Communities in Crisis: A Way Forward

The police murder of George Floyd, the lynching of Ahmaud Arbery, the near lynching of Central Park birder Christian Cooper, the police killing of EMT Breonna Taylor in Louisville, and the many other acts of terror directed at people of color reflect and reproduce our 400-year history of slavery and racism.

And, in a way, so has COVID-19, with its lethality falling disproportionately on communities of color and the working poor.

These are well known facts of recent history, but how can we make our tomorrows better than our yesterdays and today? We can recognize that the struggle for racial equality is one with the struggle for economic equality.

The Tompkins County Workers’ Center (TCWC) has always sought to link racial and economic equality, and in the face of the mass uprising for human rights that is currently galvanizing communities throughout the United States, this is true more than ever.

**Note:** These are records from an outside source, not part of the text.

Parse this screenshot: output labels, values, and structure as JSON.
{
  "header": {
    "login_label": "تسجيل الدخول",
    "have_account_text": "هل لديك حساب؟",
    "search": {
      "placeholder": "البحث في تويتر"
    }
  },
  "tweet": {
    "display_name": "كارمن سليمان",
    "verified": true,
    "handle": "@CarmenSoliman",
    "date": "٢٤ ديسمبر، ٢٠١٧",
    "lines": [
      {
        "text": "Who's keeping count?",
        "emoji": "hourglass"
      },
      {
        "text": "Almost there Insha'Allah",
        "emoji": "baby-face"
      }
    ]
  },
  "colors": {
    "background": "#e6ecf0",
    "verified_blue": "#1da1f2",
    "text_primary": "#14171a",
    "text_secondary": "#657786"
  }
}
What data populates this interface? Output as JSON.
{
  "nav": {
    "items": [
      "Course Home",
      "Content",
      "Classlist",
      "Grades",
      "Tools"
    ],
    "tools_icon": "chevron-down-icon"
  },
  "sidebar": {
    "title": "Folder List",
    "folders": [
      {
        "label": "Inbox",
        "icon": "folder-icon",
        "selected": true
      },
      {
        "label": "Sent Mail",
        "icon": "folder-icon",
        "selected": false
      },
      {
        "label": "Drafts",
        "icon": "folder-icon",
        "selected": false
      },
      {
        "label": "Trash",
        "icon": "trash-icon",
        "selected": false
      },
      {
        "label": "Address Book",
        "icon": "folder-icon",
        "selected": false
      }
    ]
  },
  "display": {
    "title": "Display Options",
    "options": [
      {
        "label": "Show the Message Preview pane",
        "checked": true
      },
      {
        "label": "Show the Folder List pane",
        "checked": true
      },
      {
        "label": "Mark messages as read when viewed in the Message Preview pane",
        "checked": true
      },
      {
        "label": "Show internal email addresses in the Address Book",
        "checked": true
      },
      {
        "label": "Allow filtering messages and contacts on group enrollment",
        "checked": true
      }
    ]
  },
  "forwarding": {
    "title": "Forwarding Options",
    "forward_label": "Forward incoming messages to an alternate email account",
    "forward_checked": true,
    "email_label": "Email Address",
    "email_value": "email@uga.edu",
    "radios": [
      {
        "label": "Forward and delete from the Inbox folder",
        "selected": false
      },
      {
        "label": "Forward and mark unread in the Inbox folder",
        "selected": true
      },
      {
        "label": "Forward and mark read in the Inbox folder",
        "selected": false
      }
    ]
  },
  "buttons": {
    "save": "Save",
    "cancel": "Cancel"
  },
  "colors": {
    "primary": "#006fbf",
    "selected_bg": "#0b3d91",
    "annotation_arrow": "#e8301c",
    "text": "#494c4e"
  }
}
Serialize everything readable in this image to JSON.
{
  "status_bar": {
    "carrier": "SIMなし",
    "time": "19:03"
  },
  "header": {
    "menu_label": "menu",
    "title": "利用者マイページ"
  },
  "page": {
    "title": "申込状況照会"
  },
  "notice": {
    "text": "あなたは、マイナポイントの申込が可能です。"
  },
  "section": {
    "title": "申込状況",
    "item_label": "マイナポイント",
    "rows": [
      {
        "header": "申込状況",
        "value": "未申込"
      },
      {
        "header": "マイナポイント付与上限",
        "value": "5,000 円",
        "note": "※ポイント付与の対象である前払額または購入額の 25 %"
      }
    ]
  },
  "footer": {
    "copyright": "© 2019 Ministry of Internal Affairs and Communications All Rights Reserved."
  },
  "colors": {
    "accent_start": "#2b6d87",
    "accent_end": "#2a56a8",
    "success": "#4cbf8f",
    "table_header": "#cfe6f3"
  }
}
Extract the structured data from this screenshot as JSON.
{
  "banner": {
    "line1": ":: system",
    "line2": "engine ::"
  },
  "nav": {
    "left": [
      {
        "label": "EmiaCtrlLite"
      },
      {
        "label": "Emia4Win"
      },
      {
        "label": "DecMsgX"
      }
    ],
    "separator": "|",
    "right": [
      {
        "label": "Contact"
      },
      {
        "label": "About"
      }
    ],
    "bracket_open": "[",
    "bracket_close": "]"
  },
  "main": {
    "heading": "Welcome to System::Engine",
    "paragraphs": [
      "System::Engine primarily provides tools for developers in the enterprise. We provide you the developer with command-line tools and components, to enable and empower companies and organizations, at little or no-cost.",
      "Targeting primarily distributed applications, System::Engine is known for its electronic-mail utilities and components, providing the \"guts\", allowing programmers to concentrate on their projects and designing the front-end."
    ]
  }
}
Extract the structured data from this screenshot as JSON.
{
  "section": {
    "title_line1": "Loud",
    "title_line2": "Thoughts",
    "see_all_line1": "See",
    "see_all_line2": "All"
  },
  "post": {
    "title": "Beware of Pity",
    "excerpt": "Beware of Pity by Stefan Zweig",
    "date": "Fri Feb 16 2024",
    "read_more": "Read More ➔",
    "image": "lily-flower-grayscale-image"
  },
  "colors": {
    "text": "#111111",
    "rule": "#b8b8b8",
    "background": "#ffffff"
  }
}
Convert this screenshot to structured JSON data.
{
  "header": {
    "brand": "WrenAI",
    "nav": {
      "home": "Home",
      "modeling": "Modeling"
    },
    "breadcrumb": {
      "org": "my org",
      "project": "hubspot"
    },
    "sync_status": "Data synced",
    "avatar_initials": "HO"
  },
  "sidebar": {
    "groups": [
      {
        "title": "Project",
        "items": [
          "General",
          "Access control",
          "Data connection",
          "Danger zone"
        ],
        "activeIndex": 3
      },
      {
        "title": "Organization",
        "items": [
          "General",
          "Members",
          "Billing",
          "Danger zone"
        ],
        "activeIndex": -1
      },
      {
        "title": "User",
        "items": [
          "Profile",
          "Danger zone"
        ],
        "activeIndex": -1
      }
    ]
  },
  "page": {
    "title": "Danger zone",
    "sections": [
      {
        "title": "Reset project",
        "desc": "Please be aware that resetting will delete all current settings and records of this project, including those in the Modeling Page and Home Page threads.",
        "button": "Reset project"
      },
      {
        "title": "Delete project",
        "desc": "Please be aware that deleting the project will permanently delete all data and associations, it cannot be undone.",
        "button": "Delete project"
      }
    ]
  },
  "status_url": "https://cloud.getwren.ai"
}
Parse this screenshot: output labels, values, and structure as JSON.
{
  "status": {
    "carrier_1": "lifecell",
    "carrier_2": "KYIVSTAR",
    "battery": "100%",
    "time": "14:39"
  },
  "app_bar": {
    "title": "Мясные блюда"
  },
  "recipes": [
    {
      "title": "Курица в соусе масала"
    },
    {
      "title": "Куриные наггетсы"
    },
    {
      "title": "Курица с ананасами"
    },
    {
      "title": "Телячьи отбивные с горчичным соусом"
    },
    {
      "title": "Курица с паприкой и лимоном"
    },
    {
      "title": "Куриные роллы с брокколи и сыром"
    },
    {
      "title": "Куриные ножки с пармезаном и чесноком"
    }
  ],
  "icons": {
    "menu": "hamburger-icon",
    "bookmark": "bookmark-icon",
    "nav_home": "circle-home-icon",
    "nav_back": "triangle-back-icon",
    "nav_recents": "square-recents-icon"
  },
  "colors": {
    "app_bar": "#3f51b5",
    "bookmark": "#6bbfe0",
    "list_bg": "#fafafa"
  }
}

This was Rev. Martin Luther King Jr.’s vision a half century ago: true racial progress in the United States is impossible without fundamental economic change and a redistribution of wealth and power. It is also our vision. The TCWC remains dedicated to getting rid of the root causes of poverty and injustice in our society and capitalist economy, through fundamental institutional change.

So, focusing on police reform or racial sensitivity training is neither enough nor does it get at the root of the problem. Social and economic transformation is essential to changing course. And this can and must occur locally – right here in Ithaca and Tompkins County – no less than at the national and international levels. It means a local law ensuring living wage jobs for all, dignified treatment in the workplace, the construction and availability affordable housing, investments in education and child care, and ensuring adequate health care for all.

We stand with the vision of Dr. King. “Now our struggle is for genuine equality, which means economic equality,” he told striking sanitation workers in Memphis shortly before he was murdered. “For we know now that it isn’t enough to integrate lunch counters. What does it profit a man to be able to eat at an integrated lunch counter if he doesn’t have enough money to buy a hamburger?”

Pete Meyers, Tompkins County Workers’ Center and Carl Feuer of the Midstate Council on Occupational Safety and Health